1. An answerable clinical question: A clear definition of the informative gap to bridge by performing that specific test in the context of the clinical presentation.
2. What clinical decision based on the test result: The relevance of a fast release of a result to make appropriate decisions (ruling in/ruling out).
3. What action to implement based on the test result: Possible use of drugs (including blood derivatives) in order to gain patient stabilization; patient access to further (invasive) diagnostics; patient discharge.
4. Expected benefits: Time optimization of patient journey, reduction of resources’ waste, operators’ confidence and reliability, patient satisfaction.
5. TAT needed: Total turn around time, therapeutic turn around time (tTAT) related to true clinical needs; tTAT reduction and associated improvements in cost/benefit (Length of stay in ED, lesser use of unnecessary resources).
6. Why the Lab can not meet the request: Test number, time to test release; disadvantages/infeasibilities of a central lab performance; IT connectivity.
7. Adequate precision/accuracy: Analytical performances should be consistent and meet the clinical question in a reliable and reproducible way even when compared with the same test as performed by the central lab; MSC is entitled to guarantee the global quality of decentralized tests performed inside the institution.

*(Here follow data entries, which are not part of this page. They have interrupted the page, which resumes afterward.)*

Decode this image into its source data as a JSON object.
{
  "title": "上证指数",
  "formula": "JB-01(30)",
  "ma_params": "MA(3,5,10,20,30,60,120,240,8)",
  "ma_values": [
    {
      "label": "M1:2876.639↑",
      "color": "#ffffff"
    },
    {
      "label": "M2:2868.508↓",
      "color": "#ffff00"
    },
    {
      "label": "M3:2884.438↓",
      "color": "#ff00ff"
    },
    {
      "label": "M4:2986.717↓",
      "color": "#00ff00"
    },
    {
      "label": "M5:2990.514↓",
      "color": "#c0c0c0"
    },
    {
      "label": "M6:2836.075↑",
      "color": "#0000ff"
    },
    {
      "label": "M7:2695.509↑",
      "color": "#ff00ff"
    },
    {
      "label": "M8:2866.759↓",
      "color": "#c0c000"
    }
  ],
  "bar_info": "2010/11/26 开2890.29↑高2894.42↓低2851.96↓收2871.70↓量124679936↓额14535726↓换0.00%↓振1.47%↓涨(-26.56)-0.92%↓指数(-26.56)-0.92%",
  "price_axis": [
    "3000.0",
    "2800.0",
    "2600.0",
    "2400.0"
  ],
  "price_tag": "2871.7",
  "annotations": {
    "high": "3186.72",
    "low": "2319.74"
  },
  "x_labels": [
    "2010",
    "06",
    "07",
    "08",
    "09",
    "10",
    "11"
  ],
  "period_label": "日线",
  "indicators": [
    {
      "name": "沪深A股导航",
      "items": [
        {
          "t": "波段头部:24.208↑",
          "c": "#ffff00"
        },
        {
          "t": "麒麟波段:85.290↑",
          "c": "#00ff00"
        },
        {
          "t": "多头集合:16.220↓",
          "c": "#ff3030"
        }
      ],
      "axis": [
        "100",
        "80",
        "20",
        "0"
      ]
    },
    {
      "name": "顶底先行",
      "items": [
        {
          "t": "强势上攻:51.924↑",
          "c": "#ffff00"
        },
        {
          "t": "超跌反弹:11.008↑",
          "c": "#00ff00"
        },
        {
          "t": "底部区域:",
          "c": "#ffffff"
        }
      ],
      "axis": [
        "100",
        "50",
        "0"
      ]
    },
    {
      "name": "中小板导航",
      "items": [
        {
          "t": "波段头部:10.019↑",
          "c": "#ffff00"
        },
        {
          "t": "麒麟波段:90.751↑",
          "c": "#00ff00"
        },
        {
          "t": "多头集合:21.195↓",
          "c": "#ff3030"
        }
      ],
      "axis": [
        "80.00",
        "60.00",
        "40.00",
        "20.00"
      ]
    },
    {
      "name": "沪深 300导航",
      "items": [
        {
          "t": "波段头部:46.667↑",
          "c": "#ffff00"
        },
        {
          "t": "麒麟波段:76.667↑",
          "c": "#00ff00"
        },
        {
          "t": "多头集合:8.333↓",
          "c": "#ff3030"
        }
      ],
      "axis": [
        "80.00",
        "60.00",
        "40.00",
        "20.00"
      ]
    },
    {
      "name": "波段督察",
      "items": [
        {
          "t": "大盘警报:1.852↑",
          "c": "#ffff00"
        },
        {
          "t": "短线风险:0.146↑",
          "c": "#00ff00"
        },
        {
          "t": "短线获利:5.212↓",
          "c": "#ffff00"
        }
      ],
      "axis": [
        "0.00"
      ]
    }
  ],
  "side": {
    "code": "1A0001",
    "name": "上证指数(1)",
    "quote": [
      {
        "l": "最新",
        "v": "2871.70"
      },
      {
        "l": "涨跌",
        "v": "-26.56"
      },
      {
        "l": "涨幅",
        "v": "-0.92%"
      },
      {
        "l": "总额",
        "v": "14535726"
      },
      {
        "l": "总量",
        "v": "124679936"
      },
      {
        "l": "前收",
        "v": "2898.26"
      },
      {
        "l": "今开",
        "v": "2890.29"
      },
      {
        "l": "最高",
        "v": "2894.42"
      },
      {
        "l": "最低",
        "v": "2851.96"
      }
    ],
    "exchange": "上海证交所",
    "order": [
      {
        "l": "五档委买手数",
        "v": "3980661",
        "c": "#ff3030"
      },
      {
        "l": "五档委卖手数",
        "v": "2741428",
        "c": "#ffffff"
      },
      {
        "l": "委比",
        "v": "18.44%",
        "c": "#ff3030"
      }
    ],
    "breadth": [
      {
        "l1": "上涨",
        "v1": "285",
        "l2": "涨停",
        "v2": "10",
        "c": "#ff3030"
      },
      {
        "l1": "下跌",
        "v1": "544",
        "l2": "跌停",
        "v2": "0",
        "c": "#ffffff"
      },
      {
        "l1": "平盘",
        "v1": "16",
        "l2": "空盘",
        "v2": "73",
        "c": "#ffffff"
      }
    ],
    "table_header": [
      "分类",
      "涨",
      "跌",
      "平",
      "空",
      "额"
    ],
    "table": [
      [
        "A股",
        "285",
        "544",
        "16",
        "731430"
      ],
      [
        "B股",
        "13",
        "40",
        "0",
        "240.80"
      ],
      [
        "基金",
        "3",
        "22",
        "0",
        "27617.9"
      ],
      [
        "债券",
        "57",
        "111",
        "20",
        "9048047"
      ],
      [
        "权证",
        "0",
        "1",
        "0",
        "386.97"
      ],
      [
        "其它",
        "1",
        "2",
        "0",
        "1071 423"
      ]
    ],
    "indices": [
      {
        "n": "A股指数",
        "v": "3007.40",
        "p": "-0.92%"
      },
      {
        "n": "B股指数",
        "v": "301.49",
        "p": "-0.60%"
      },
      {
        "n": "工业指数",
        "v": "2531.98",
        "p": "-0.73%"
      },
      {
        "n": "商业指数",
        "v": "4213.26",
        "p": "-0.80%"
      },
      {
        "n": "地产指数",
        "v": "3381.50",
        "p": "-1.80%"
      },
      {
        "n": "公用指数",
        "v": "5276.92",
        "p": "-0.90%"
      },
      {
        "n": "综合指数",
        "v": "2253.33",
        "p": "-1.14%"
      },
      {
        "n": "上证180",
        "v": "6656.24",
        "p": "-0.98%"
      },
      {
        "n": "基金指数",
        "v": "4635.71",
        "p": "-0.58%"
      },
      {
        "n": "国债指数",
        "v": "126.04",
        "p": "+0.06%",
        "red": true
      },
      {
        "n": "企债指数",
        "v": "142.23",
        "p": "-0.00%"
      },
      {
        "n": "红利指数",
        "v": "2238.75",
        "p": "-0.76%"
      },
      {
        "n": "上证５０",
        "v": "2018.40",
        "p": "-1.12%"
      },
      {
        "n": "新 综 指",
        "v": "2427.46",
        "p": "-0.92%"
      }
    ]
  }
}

A Quality control scheme should be in place for each instrument and test; quality standards should be comparable to traditional QC procedure, performed on a regular basis, by traceable material; a track should be kept of any corrective action made; a definite correlation with homologous performances by the central lab is required
8. Staff:It should be adequate in number to comply with organizational needs; an appropriate and traceable training program compulsorily updated should be in place for any POCT user; support should be granted by lab personnel when inadequate performances occur
10.Training: In addition to the analytical phase, information should be given about pre-analytical variables, quality control and its statistical rules, and post-analytical factors with special focus on reporting; only trained personnel, regularly kept up to date, is entitled to access POCT system; the training program should be supervised and updated by the POCT Coordinator and by the Lab Director
Main sources of errors
From the analytical side, all efforts should be granted to look for the best possible test precision and accuracy, by means of a pervasive QC and Quality Assurance. The nature and distribution of errors is well known in Laboratory Medicine, since the processes are firmly structured and related to precise and internationally accepted standards. The pre-analytical phase includes patient preparation. To improve the post-analytical phase a close cooperation in managing the report and a special focus should be placed on its best use (interpretative comments, advice, measure of outcomes and audit trail), as also required by international standards (Table 1).
Table 1. Main sources of errors in point of care testing (POCT).